• [Task to complete]
Filter the material below so that only lines containing "ребенка" remain.

• [Information given]
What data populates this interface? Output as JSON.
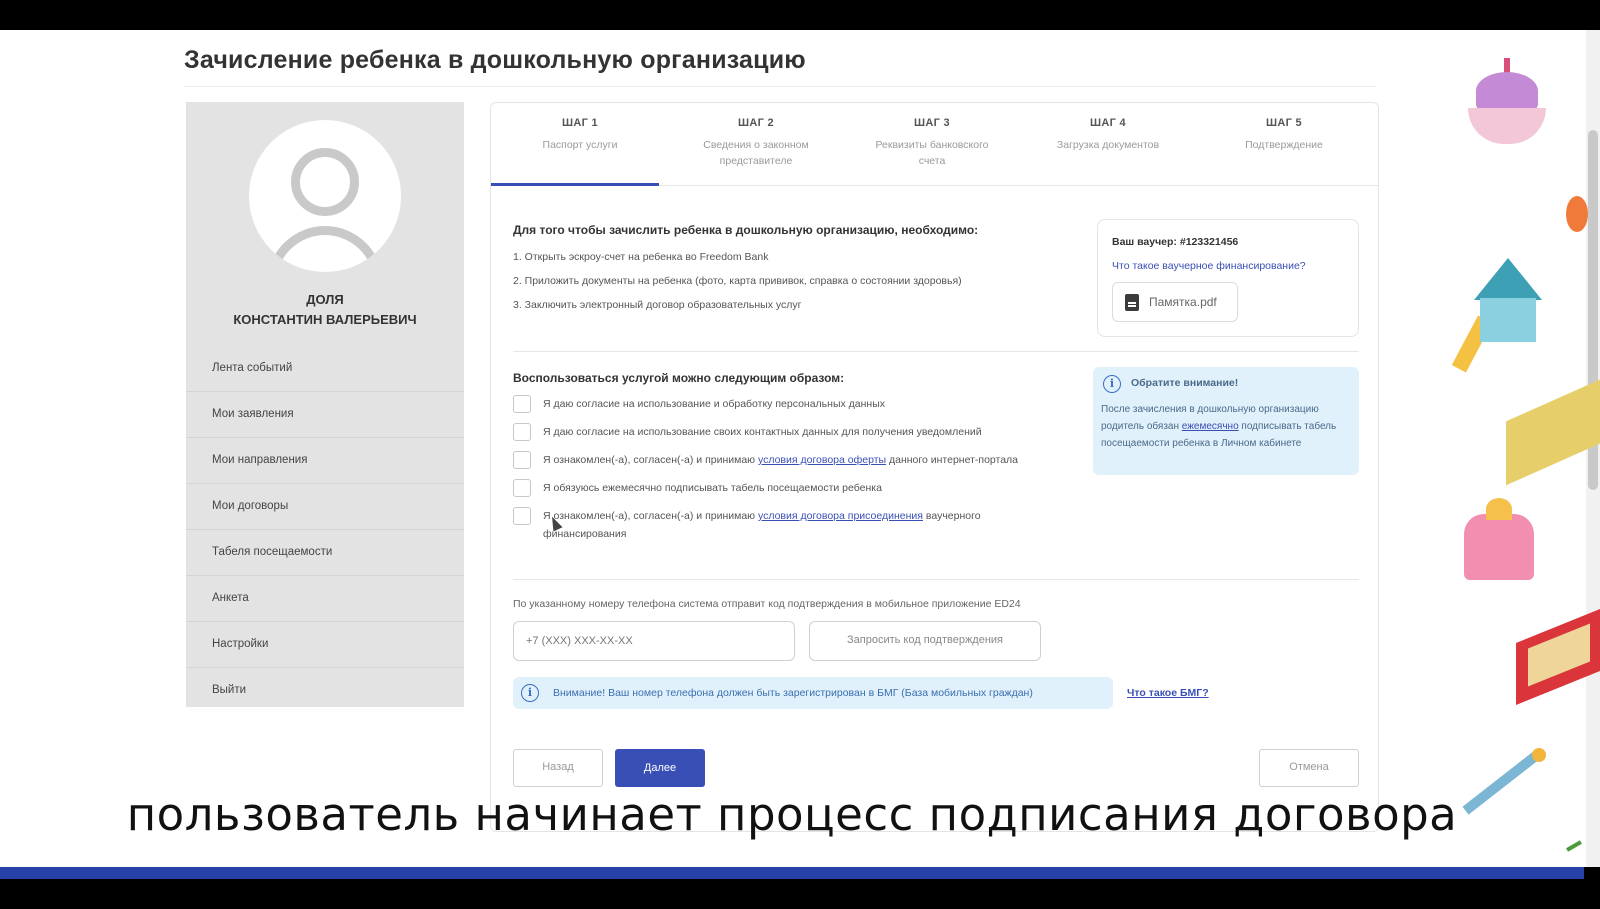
{
  "page": {
    "title": "Зачисление ребенка в дошкольную организацию",
    "caption": "пользователь начинает процесс подписания договора"
  },
  "sidebar": {
    "user_name_line1": "ДОЛЯ",
    "user_name_line2": "КОНСТАНТИН ВАЛЕРЬЕВИЧ",
    "items": [
      {
        "label": "Лента событий"
      },
      {
        "label": "Мои заявления"
      },
      {
        "label": "Мои направления"
      },
      {
        "label": "Мои договоры"
      },
      {
        "label": "Табеля посещаемости"
      },
      {
        "label": "Анкета"
      },
      {
        "label": "Настройки"
      },
      {
        "label": "Выйти"
      }
    ]
  },
  "steps": [
    {
      "num": "ШАГ 1",
      "label": "Паспорт услуги",
      "active": true
    },
    {
      "num": "ШАГ 2",
      "label": "Сведения о законном представителе",
      "active": false
    },
    {
      "num": "ШАГ 3",
      "label": "Реквизиты банковского счета",
      "active": false
    },
    {
      "num": "ШАГ 4",
      "label": "Загрузка документов",
      "active": false
    },
    {
      "num": "ШАГ 5",
      "label": "Подтверждение",
      "active": false
    }
  ],
  "intro": {
    "title": "Для того чтобы зачислить ребенка в дошкольную организацию, необходимо:",
    "items": [
      "1. Открыть эскроу-счет на ребенка во Freedom Bank",
      "2. Приложить документы на ребенка (фото, карта прививок, справка о состоянии здоровья)",
      "3. Заключить электронный договор образовательных услуг"
    ]
  },
  "voucher": {
    "number": "Ваш ваучер: #123321456",
    "link": "Что такое ваучерное финансирование?",
    "pdf_label": "Памятка.pdf"
  },
  "usage": {
    "title": "Воспользоваться услугой можно следующим образом:",
    "checks": [
      {
        "text": "Я даю согласие на использование и обработку персональных данных",
        "checked": false
      },
      {
        "text": "Я даю согласие на использование своих контактных данных для получения уведомлений",
        "checked": false
      },
      {
        "text_before": "Я ознакомлен(-а), согласен(-а) и принимаю ",
        "link": "условия договора оферты",
        "text_after": " данного интернет-портала",
        "checked": false
      },
      {
        "text": "Я обязуюсь ежемесячно подписывать табель посещаемости ребенка",
        "checked": false
      },
      {
        "text_before": "Я ознакомлен(-а), согласен(-а) и принимаю ",
        "link": "условия договора присоединения",
        "text_after": " ваучерного финансирования",
        "checked": false
      }
    ]
  },
  "attention": {
    "title": "Обратите внимание!",
    "text_before": "После зачисления в дошкольную организацию родитель обязан ",
    "link": "ежемесячно",
    "text_after": " подписывать табель посещаемости ребенка в Личном кабинете"
  },
  "phone": {
    "note": "По указанному номеру телефона система отправит код подтверждения в мобильное приложение ED24",
    "placeholder": "+7 (XXX) XXX-XX-XX",
    "request_label": "Запросить код подтверждения"
  },
  "bmg": {
    "text": "Внимание! Ваш номер телефона должен быть зарегистрирован в БМГ (База мобильных граждан)",
    "link": "Что такое БМГ?"
  },
  "actions": {
    "back": "Назад",
    "next": "Далее",
    "cancel": "Отмена"
  },
  "icons": {
    "info": "info-icon",
    "pdf": "pdf-file-icon",
    "avatar": "user-avatar-icon"
  },
  "colors": {
    "accent": "#3a4fb5",
    "info_bg": "#e1f1fb",
    "sidebar_bg": "#e3e3e3"
  }
}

• [Worked solution]
    "title": "Зачисление ребенка в дошкольную организацию",
    "title": "Для того чтобы зачислить ребенка в дошкольную организацию, необходимо:",
      "1. Открыть эскроу-счет на ребенка во Freedom Bank",
      "2. Приложить документы на ребенка (фото, карта прививок, справка о состоянии здоровья)",
        "text": "Я обязуюсь ежемесячно подписывать табель посещаемости ребенка",
    "text_after": " подписывать табель посещаемости ребенка в Личном кабинете"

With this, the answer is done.